Something happened that made me think of a classic scene from Woody Allen’s “Annie Hall”. Woody is waiting for movie tickets and he’s stuck in line with a man behind him pontificating and annoying him.

Well, yesterday morning, life was almost like that for a neighbor of mine. She was trying to convince another neighbor not to use herbicide. Clover for example, she said, makes its own fertilizer. Why kill it?

Now, I’m not the Marshall McLuhan of clover-knowledge, but it is something I’ve dabbled in for many years. And precisely at the moment she said that, by tremendous fluke, I happened to walk by and heard her. I interrupted and said, “well yeah. Rhizobium bacteria have a great mutualism going on with clover plants and the bacteria make ammonium, which plants use to make protein, nucleic acids, etc. ..

“Oh thank you” she said! , as if I had dropped out of the sky to strengthen her argument.

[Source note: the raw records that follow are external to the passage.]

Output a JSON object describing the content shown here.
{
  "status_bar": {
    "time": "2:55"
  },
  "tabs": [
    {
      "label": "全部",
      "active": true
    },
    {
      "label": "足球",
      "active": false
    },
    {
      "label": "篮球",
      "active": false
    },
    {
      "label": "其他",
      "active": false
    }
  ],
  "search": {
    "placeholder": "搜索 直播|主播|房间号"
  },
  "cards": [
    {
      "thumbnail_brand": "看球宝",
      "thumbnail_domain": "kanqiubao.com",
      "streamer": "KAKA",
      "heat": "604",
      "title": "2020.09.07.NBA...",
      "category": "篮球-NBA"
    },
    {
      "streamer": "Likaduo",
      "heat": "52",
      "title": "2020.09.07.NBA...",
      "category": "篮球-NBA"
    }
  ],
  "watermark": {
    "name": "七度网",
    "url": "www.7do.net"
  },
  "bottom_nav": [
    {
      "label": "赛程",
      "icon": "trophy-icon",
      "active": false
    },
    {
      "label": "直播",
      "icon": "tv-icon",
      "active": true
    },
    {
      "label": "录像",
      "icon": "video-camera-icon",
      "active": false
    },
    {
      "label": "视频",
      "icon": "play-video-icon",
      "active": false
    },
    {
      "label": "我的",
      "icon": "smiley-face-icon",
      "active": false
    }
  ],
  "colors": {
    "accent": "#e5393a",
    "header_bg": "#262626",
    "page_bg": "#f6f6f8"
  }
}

If I had wanted to be rude I would have persisted and pointed out that Rhizobium causes an infection which result in nodules on the roots of clover and other legumes. The bacteria not only get sugars in return for the favor of giving the plants a form of nitrogen that they can use, but from clover and other legumes, Rhizobium bacteria get leghaemoglobins which binds to oxygen, facilitating cellular respiration. Resembling our hemoglobin, leghaemoglobin at the same time prevents excess oxygen from severely slowing down the enzyme (nitrogenase) that the bacteria use to convert relatively inert atmospheric nitrogen to ammonium ion. For over 100 years some scientists have dreamed of inducing such a partnership in other plants, but they have failed to replicate or induce such a complex association.

On the left we see clover roots infected with Rhizobium. The nodules are shaped like ends of Q-tips. On the right a nodule has been dissected to reveal the reddish color of the oxygen-carrying pigment, leghemoglobin. Source: sciencelearn.org.nz/resources/966-the-role-of-clover

Meanwhile, a few years ago, soy leghemoglobin was approved as a color additive, a definitely silly idea. Committed to not eating mammals, why would I— or a vegetarian —want to be reminded of blood while eating a soy product? On a more important note, I learned recently that bacteria known as Rhizobium leguminosarum are too diverse genetically to be considered a single species. It should not come as a shock because— what were the chances that no speciation occurred in bacteria, given that their symbiotic partners, the legume family, consist of 765 known genera and almost 20 000 species that are distributed throughout the world?